__REQUIRED ACTION__. In the entries below, find each line with the word "color" and pull it out.

GIVEN RECORDS: Begin

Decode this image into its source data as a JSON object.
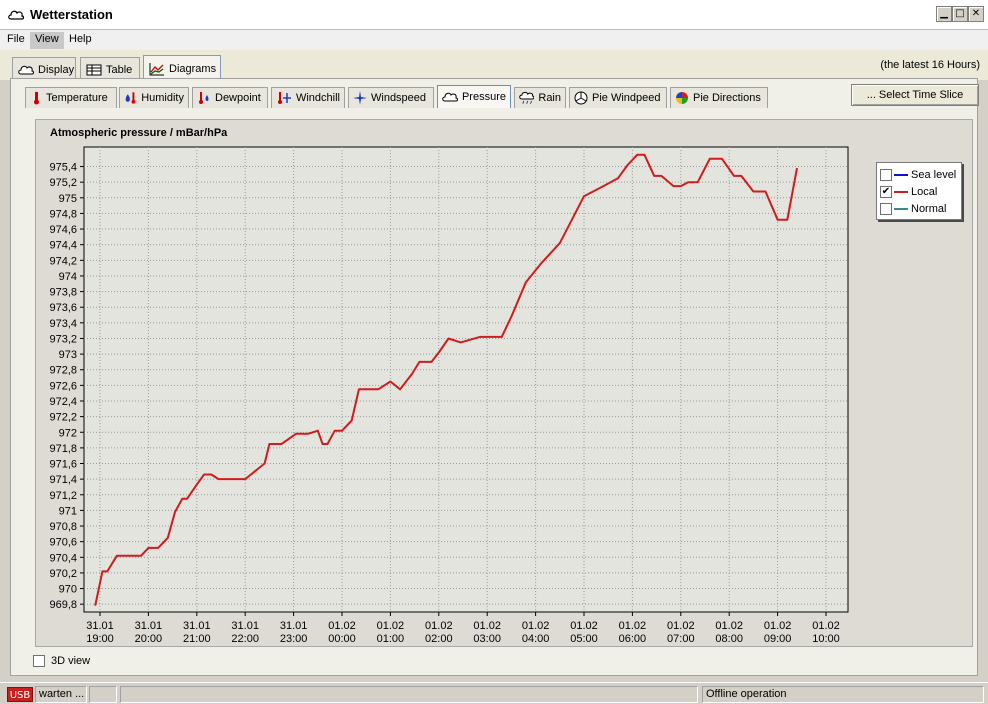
{
  "window": {
    "title": "Wetterstation"
  },
  "menu": {
    "items": [
      "File",
      "View",
      "Help"
    ]
  },
  "top_tabs": [
    "Display",
    "Table",
    "Diagrams"
  ],
  "time_hint": "(the latest 16 Hours)",
  "sub_tabs": [
    "Temperature",
    "Humidity",
    "Dewpoint",
    "Windchill",
    "Windspeed",
    "Pressure",
    "Rain",
    "Pie Windpeed",
    "Pie Directions"
  ],
  "select_time_slice": "... Select Time Slice",
  "legend": {
    "items": [
      {
        "label": "Sea level",
        "checked": false,
        "color": "#1010d0"
      },
      {
        "label": "Local",
        "checked": true,
        "color": "#d01c1c"
      },
      {
        "label": "Normal",
        "checked": false,
        "color": "#3a8a8a"
      }
    ],
    "check_mark": "✔"
  },
  "three_d_view": {
    "label": "3D view",
    "checked": false
  },
  "status": {
    "usb": "USB",
    "state": "warten ...",
    "mode": "Offline operation"
  },
  "chart_data": {
    "type": "line",
    "title": "Atmospheric pressure / mBar/hPa",
    "ylim": [
      969.7,
      975.65
    ],
    "y_ticks": [
      "969,8",
      "970",
      "970,2",
      "970,4",
      "970,6",
      "970,8",
      "971",
      "971,2",
      "971,4",
      "971,6",
      "971,8",
      "972",
      "972,2",
      "972,4",
      "972,6",
      "972,8",
      "973",
      "973,2",
      "973,4",
      "973,6",
      "973,8",
      "974",
      "974,2",
      "974,4",
      "974,6",
      "974,8",
      "975",
      "975,2",
      "975,4"
    ],
    "x_ticks": [
      [
        "31.01",
        "19:00"
      ],
      [
        "31.01",
        "20:00"
      ],
      [
        "31.01",
        "21:00"
      ],
      [
        "31.01",
        "22:00"
      ],
      [
        "31.01",
        "23:00"
      ],
      [
        "01.02",
        "00:00"
      ],
      [
        "01.02",
        "01:00"
      ],
      [
        "01.02",
        "02:00"
      ],
      [
        "01.02",
        "03:00"
      ],
      [
        "01.02",
        "04:00"
      ],
      [
        "01.02",
        "05:00"
      ],
      [
        "01.02",
        "06:00"
      ],
      [
        "01.02",
        "07:00"
      ],
      [
        "01.02",
        "08:00"
      ],
      [
        "01.02",
        "09:00"
      ],
      [
        "01.02",
        "10:00"
      ]
    ],
    "grid": true,
    "legend_position": "top-right",
    "series": [
      {
        "name": "Local",
        "color": "#d01c1c",
        "x_hours": [
          -0.1,
          0.05,
          0.15,
          0.35,
          0.55,
          0.85,
          1.0,
          1.2,
          1.4,
          1.55,
          1.7,
          1.8,
          2.0,
          2.15,
          2.3,
          2.45,
          3.0,
          3.4,
          3.5,
          3.6,
          3.75,
          4.05,
          4.3,
          4.5,
          4.6,
          4.7,
          4.85,
          5.0,
          5.2,
          5.35,
          5.6,
          5.75,
          6.0,
          6.2,
          6.45,
          6.6,
          6.85,
          7.0,
          7.2,
          7.45,
          7.85,
          8.0,
          8.3,
          8.5,
          8.8,
          9.1,
          9.5,
          9.75,
          10.0,
          10.4,
          10.7,
          10.9,
          11.1,
          11.25,
          11.45,
          11.6,
          11.85,
          12.0,
          12.15,
          12.35,
          12.6,
          12.85,
          13.1,
          13.25,
          13.5,
          13.75,
          14.0,
          14.2,
          14.4,
          14.6,
          14.75,
          14.95,
          15.1,
          15.3,
          15.45,
          15.6,
          15.7
        ],
        "values": [
          969.78,
          970.22,
          970.22,
          970.42,
          970.42,
          970.42,
          970.52,
          970.52,
          970.65,
          970.98,
          971.15,
          971.15,
          971.33,
          971.46,
          971.46,
          971.4,
          971.4,
          971.6,
          971.85,
          971.85,
          971.85,
          971.98,
          971.98,
          972.02,
          971.85,
          971.85,
          972.02,
          972.02,
          972.15,
          972.55,
          972.55,
          972.55,
          972.65,
          972.55,
          972.75,
          972.9,
          972.9,
          973.02,
          973.2,
          973.15,
          973.22,
          973.22,
          973.22,
          973.48,
          973.92,
          974.15,
          974.42,
          974.72,
          975.02,
          975.15,
          975.25,
          975.42,
          975.55,
          975.55,
          975.28,
          975.28,
          975.15,
          975.15,
          975.2,
          975.2,
          975.5,
          975.5,
          975.28,
          975.28,
          975.08,
          975.08,
          974.72,
          974.72,
          975.38
        ]
      }
    ]
  }
}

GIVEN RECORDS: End

__RESPONSE BELOW__.
        "color": "#1010d0"
        "color": "#d01c1c"
        "color": "#3a8a8a"
        "color": "#d01c1c",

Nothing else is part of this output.